I’d suggest that it’s my job to serve all food and beverage. I’m happy to let the guest pour their own wine if they speak up. Therefore, I think it’s incumbent on the guest to make this request first. However, I generally ask the guest if they’d like to pour the last half of a bottle because I work in a state that allows wine to be corked and taken with the guest. This allows them to decide whether they want to take any home with them instead of me pouring wine that they’re not going to drink.

“29. Do not pop a champagne cork. Remove it quietly, gracefully. The less noise the better”.

Unless it’s obvious that the guests are looking for a show/celebratory POP.

“32. Never touch a customer. No excuses. Do not do it. Do not brush them, move them, wipe them or dust them”.

Depends on the guest. I wait on many regulars who like a little contact. This falls under the category of not being a “never”.

“37. Do not drink alcohol on the job, even if invited by the guests. “Not when I’m on duty” will suffice”.

Once again, this is situational. I’m not going to offend a guest who wants to offer me a taste of their wine, especially if I’ve admitted that I haven’t tried it. And if a guest wants to buy me a drink, I’m not going to turn them down because I’m not going to offend their sense of generosity. However, I’ll ask them to order it and let me drink it when my shift is over if they don’t mind.

“40. Never say, “Good choice,” implying that other choices are bad”.

This is an “eye of the beholder” thing. I might say it to validate their choice.

“42. Do not compliment a guest’s attire or hairdo or makeup. You are insulting someone else”.

But it’s OK to do so if you know the guest, especially if there’s been a major change. However, you always have to use discretion.

“43. Never mention what your favorite dessert is. It’s irrelevant”.

It’s not irrelevant. It’s information that can be useful. Yes, it could just be a sales tactic, but if I’m sincere, I’m not going to be forbidden from doing my job and advising a guest about something that I find especially good.

“46. Never acknowledge any one guest over and above any other. All guests are equal”.

All guests are not equal. Regulars are more equal than others. They deserve special recognition. If you want the same, then become a regular.

“50. Do not turn on the charm when it’s tip time. Be consistent throughout”.

Agreed. But, as a diner, don’t turn suddenly sour at tip time either.

Oh yes, you can bet I’ll be posting my own list shortly. And I can hardly wait for next week’s final 50…

PS, I realize that this is a list that is being built as a house service steps policy, but it can be read as universal, so I’m taking issue with that aspect. Any restauranteur has the right to establish policies that are appropriate to the culture that they want to embody, even if they are somewhat separate from how others might do it.

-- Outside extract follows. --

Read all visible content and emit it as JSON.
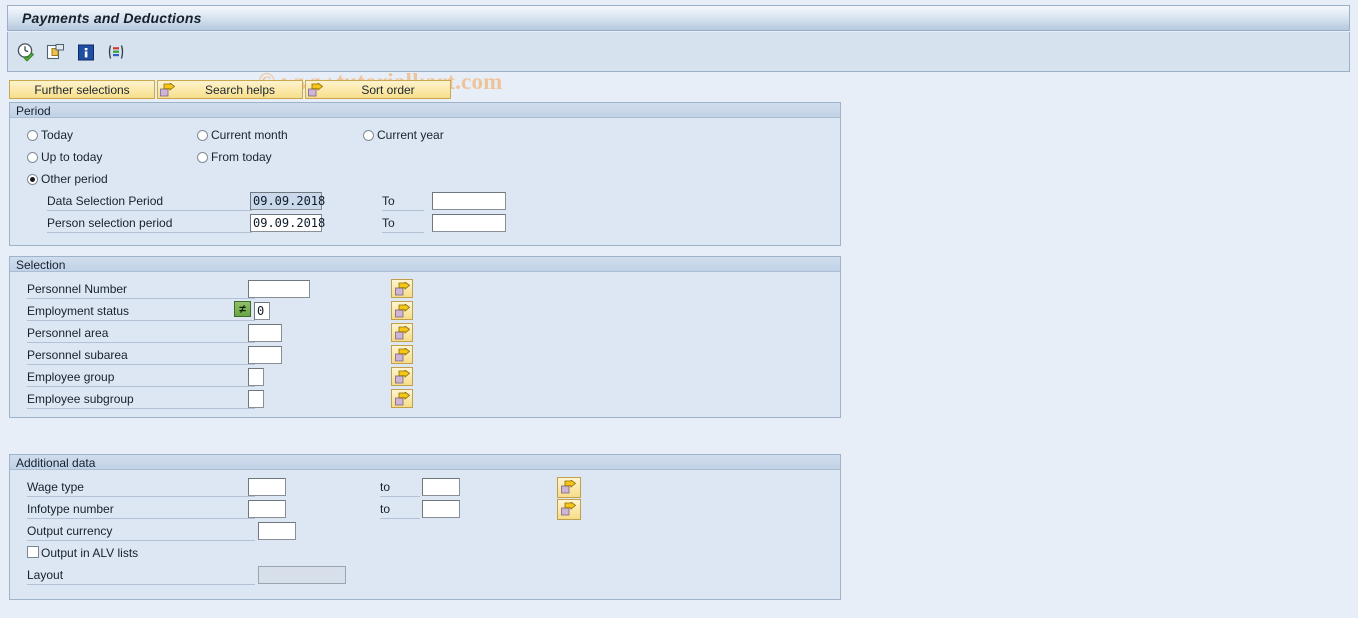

End of the month nag post

Yep kiddies, it’s that time again. Time to look over the old uniform with a critical eye. Tennis shoes just about split at the seams? Pants frayed at the cuffs? Shirts irrevocably stained?

If so, replace them and get into some fresh duds. With business picking up, you’re going to be needing to look good, plus, you should have a little money now to take care of the things that you’ve been needing to replace.

Here’s to a great and profitable weekend. Watch out for low-tipping ghouls.